INDIANAPOLIS (AP) -- L.J. Scott's late lunge did more than put the ball across the goal line -- it all but certainly put No. 5 Michigan State in the College Football Playoff.
Scott kept powering forward and stretched the ball into the end zone for a touchdown with 27 seconds that sent the Spartans past No. 4 Iowa 16-13 Saturday night in the Big Ten championship game.
Quarterback Connor Cook led the Spartans (12-1, No. 5 CFP) on a 22-play drive that set up Scott's 1-yard run on third down. A half-dozen Iowa defenders tried to stop Scott, but he wouldn't be denied.
Iowa (12-1, No. 4 CFP) lost for the first time this season -- and just barely.
"Let's get on and party," Spartans coach Mark Dantonio shouted to the crowd.
After settling for three field goals in the first 59 1/2 minutes, Cook moved the Spartans 82 yards and kept their national title hopes intact.
Cook, the game's MVP, methodically moved the Spartans in a drive that consumed nearly the final 9 1/2 minutes. He finished 16 of 32 for 191 yards with one interception and no touchdowns.
But with the season on the line, Cook and the offense made play after play against an Iowa defense that hadn't given up a touchdown all night -- until Scott got free just long enough.
"We wanted to come back and win a championship," Cook said. "It's awesome, man."
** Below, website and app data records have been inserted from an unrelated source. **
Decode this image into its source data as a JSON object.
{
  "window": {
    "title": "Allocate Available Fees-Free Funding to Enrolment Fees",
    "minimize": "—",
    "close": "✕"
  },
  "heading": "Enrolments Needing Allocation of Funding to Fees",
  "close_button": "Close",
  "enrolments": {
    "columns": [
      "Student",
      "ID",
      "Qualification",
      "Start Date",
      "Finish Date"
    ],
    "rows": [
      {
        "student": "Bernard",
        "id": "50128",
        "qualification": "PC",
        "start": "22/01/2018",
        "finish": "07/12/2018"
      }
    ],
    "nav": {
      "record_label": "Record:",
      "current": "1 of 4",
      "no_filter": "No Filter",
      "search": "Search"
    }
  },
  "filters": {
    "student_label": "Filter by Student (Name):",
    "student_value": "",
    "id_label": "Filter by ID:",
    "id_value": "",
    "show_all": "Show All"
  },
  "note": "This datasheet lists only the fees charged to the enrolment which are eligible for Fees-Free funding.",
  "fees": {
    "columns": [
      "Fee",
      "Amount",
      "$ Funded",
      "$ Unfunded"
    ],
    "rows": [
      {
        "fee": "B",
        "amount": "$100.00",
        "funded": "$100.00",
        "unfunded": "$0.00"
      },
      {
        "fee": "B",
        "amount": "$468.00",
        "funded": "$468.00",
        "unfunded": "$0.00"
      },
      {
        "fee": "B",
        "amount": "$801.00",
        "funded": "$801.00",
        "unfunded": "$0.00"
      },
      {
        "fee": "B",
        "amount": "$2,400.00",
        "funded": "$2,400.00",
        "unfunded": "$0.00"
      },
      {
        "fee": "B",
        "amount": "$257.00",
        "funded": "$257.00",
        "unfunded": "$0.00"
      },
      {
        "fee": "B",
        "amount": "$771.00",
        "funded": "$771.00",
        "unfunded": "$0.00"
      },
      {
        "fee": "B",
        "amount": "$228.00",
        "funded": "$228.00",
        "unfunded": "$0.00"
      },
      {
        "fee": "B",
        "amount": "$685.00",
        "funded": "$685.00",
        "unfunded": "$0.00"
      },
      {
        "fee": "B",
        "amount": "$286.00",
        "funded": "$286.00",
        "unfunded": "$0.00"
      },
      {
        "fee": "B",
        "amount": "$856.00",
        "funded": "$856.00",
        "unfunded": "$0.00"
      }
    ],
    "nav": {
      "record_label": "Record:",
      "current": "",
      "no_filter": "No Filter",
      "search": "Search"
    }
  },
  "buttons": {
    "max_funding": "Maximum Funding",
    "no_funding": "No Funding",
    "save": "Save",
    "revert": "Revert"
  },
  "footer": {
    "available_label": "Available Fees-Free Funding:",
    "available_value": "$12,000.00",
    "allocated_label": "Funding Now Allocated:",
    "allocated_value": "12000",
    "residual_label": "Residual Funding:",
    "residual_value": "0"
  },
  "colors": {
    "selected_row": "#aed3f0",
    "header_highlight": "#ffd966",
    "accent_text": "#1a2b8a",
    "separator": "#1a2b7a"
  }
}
Michigan State earned its second conference title in three years, will chase its first national championship since splitting the title with Notre Dame in 1966. The Spartans need two more wins to earn the school's first uncontested national title since 1952.
Iowa lost for the first time with C.J. Beathard as its starting quarterback.
Most expected the Big Ten champion to come out of the November showdown between Michigan State and defending national champion Ohio State in Columbus. As it turned out, the win served as the tiebreaker for a pair of one-loss teams and sent the Spartans back to Indy for the third time in five years.
For all of the talk about the league's two best quarterbacks going head-to-head and the proficient offenses, this game had a decidedly old-school flavor.
Scott ran 22 times for 73 yards against a stingy defense that stopped Michigan State on four consecutive snaps inside the Iowa 5 in the final two minutes.
It looked like the Hawkeyes had him stopped again, but Scott refused to go down.
"We live for moments like this," he said
Beathard finished 18 of 26 with 216 yards, one interception and an 85-yard TD pass to Tevaun Smith on the first play of the fourth quarter to give Iowa a 13-9 lead.
That's how it stayed until Scott's score.
Michigan State recovered a fumble on the game's third play and converted it into a 23-yard field goal.
Iowa tied it with a 24-yard field goal that was set up by Josey Jewell's interception, putting the ball at the Spartans 20.
The Hawkeyes made it 6-3 on Marshall Koehn's 43-yard field goal early in the second quarter and had a chance to extend the lead after driving to the Michigan State 5-yard line. But George Kittle couldn't catch Beathard's third down pass in the end zone, the loose ball landed on Riley Bullough's back and cornerback Demetrious Cox scooped it up for the interception.
Michigan State had two chances to tie the score, but Michael Geiger missed one 52-yarder to the left and his second 52-yard attempt when it hit the front of the crossbar and bounced harmlessly into the end zone as the half ended.
It was the fewest points scored in a first half all season for each team -- and it marked the first time in the five-year title game that neither team scored a touchdown in the first half.
Michigan State finally tied it on Geiger's 29-yard field goal late in the third quarter and then regained the lead on a 47-yard field goal in the final minute of the third quarter.
Two plays later, Beathard gave Iowa the lead.
But the Hawkeyes couldn't hang on.